The 100-year-old house still has the original balustrades and fireplaces. It now has a Ber rating of C1. If they bricked up the fireplaces, it would rise to B3, but she said it would have been a shame to do that.

What makes for a happy family life is that you are with each other but you have your separate zones. I love to sit at the window looking at the garden

The fitted furniture includes generous window seating looking on to the garden. She resisted the temptation to fill the space with furniture. “It’s a breathing space. Do you really need to have a massive coffee table when you can do Pilates there? My son does gymnastics and he could easily do a cartwheel here.”

She says it’s a nice place to sit reading or listening to a podcast. “There could be someone else at the dining table doing something and someone in the other room. What makes for a happy family life is that you are with each other but you have your separate zones. I love to sit at the window looking at the garden.”

And so to the garden, which is now about 50sq m (538sq ft). A bigger garden would have been nice but it’s a small sacrifice when Grafton Street is a brisk 10-minute walk from home.

The garden doesn’t get a lot of sun so the lawn was not thriving. They removed it, with the help of Noel Holmes Landscaping. The focal point of the garden is now a wildlife pond, surrounded by paving, plants and trees.

The 60cm-deep pool has frogs, goldfish and plenty of insect life. The rainwater runs from the paving into the pond and the aquatic plants keep the pond clean, “so it’s a natural ecosystem”.

She has installed hidden bricks behind the planting to help the frogs to get in and out of the pond. There had been a pond with a colony of frogs in the original garden and she feared they would never return after the renovation. “But, magically, they appeared again last year. It’s amazing how they persisted.”

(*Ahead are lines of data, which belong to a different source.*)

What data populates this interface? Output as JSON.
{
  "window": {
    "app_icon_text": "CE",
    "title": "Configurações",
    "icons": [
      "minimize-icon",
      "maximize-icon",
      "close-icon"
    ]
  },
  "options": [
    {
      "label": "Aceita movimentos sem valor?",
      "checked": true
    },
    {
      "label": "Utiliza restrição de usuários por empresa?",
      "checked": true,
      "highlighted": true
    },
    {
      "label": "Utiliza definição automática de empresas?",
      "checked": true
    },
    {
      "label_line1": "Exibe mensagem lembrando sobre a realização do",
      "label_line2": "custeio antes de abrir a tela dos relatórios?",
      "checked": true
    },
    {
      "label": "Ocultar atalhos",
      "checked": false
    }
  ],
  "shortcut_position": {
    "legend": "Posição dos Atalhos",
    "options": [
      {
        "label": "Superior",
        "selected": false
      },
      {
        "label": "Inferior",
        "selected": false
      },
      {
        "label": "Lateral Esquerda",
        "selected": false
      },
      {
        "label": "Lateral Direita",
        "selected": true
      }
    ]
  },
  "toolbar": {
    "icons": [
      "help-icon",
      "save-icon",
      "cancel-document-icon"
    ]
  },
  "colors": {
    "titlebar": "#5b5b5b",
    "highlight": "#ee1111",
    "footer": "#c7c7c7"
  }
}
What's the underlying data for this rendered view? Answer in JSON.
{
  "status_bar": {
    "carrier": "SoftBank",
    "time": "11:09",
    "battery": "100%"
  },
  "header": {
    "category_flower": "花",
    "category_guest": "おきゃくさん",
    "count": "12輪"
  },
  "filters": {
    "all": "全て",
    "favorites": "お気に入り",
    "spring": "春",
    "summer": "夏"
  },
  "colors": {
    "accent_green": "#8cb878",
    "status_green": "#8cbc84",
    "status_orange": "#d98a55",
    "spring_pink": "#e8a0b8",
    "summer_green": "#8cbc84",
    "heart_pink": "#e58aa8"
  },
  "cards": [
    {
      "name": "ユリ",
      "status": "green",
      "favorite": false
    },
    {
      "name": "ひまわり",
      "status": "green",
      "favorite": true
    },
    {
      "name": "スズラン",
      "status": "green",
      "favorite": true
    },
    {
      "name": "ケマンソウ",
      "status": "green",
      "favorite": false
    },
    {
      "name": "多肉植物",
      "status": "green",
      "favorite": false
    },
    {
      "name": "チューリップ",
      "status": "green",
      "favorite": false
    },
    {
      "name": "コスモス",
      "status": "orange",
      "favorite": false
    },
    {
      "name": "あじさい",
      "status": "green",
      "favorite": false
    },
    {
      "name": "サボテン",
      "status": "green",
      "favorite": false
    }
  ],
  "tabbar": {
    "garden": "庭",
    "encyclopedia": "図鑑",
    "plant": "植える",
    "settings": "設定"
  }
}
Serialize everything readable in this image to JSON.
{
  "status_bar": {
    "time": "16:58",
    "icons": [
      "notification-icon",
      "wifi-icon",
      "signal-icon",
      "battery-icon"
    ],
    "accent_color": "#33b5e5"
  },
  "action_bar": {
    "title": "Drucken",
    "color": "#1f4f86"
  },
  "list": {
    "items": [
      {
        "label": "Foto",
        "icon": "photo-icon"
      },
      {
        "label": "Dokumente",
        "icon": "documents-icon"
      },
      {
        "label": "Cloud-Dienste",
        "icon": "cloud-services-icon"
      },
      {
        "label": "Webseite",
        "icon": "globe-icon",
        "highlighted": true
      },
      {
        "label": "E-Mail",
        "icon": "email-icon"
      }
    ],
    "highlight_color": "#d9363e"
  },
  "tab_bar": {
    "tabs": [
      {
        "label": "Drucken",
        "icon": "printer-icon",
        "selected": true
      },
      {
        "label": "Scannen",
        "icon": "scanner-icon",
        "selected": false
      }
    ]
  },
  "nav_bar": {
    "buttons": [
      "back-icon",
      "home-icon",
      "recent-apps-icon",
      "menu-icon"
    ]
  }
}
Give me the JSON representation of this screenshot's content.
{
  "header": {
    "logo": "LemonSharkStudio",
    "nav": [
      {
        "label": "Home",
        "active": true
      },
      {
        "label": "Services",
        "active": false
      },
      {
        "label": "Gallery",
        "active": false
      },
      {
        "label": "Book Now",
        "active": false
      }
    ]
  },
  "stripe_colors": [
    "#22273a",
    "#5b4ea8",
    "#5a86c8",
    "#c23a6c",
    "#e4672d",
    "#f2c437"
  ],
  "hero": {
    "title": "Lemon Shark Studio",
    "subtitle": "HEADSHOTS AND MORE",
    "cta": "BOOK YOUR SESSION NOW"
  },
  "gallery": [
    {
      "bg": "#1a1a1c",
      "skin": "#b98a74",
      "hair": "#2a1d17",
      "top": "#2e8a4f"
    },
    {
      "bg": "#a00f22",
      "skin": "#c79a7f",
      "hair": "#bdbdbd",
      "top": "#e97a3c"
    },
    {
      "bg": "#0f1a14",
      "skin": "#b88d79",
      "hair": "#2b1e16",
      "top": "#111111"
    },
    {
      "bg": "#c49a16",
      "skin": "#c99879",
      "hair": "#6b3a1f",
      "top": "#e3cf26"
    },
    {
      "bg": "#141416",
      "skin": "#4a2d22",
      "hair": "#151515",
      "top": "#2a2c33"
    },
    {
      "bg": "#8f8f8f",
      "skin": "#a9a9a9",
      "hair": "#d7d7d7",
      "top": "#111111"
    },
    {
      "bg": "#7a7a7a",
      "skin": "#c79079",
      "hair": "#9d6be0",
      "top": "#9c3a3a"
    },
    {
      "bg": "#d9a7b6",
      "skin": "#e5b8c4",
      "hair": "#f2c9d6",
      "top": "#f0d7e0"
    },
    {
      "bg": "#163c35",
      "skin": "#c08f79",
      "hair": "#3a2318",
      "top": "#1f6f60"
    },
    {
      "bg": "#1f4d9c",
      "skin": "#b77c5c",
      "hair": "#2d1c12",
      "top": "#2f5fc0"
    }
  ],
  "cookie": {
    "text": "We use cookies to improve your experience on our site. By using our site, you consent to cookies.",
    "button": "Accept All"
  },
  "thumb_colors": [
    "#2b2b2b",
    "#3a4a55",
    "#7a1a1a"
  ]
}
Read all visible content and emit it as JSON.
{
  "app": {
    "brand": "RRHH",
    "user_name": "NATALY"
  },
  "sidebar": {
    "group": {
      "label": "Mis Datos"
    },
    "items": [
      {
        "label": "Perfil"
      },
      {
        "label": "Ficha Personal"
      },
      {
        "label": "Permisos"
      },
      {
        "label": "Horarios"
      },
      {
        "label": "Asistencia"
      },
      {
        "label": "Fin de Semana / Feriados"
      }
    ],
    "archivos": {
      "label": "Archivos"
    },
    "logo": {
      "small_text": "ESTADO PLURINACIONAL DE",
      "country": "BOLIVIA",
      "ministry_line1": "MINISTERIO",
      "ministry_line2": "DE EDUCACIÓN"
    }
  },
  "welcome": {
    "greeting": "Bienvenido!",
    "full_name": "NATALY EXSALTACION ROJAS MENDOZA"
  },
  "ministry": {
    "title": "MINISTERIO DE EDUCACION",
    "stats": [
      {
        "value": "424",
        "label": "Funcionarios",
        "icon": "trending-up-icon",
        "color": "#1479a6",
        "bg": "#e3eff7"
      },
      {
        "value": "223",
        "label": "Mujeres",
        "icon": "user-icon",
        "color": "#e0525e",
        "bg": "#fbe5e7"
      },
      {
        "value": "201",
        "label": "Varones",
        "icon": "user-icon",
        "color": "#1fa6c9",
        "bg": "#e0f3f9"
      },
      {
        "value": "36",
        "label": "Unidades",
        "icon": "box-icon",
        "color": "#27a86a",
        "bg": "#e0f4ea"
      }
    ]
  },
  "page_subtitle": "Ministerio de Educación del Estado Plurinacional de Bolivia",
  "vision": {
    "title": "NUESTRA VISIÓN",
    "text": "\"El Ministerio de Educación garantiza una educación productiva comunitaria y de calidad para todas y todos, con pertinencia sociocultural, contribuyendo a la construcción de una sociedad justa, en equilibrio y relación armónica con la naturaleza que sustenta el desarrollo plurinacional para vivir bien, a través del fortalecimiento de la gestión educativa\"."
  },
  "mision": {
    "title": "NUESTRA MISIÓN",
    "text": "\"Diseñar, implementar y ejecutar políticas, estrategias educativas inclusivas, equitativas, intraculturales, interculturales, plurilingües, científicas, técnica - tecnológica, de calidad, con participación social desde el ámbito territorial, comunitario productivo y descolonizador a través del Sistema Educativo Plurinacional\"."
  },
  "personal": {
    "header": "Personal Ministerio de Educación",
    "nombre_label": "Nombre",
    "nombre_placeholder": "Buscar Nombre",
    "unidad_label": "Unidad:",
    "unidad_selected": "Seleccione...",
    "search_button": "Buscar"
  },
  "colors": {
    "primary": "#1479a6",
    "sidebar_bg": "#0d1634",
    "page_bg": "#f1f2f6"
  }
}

She describes the garden as Japanese influenced, with four Japanese maple trees and Japanese forest grass.

“The key with planting in a small garden is to put height into it. You don’t plant horizontally because you will never get impact,” she says. “And you need varieties that aren’t going to get too big or take all the sunlight.”

Successional planting and evergreens give you something to look at throughout the year

Clever planting means that there will always be some colour, whether it’s coming from the white bark of the Betula jacquemontii, the alliums or the wood anemone. “There is a tendency for people to go for herbaceous perennials that are really colourful in summer, and they are joyous, but then you are left without anything for the rest of the year. So successional planting and evergreens give you something to look at throughout the year.”

And, going against every natural instinct, she is letting some weeds grow. “Last year I let a lot of wild carrot grow. They have a white colour to the blooms and they are absolutely magical. I’m getting rid of the weeds that are particularly invasive but being more relaxed about letting weeds have a chance to flower,” she says.

“It’s in our DNA as gardeners to get rid of them so every fibre in your body wants to pull that weed, but if you give it a chance for a few weeks to see how it goes, you could be pleasantly surprised.”

All told, they spent €220,000 on the renovation, including the garden, and she says it has transformed family life because everyone now has their own space.

This was not their first renovation and it might not be their last. She has no desire for a bigger house, but would eventually like a bigger garden for vegetables and trees. But that’s well into the future when the children have left home and retirement is beckoning.

For now, they are enjoying life in Oscar Square. The front garden is a suntrap and she says there is nowhere nicer to be on a sunny evening than sitting on the bench looking at the cherry blossoms in Oscar Square. “It feels like a small community here and it is really a very nice place to live.”

Biggest win

I think the Forbo floor is my favourite thing. It was a fraction of the cost of polished concrete and looks and feels great.

Biggest mistake

We have a radiator in the bathroom but if we were doing it again underfloor heating would have been nicer there.

Alison Healy

Alison Healy

Alison Healy is a contributor to The Irish Times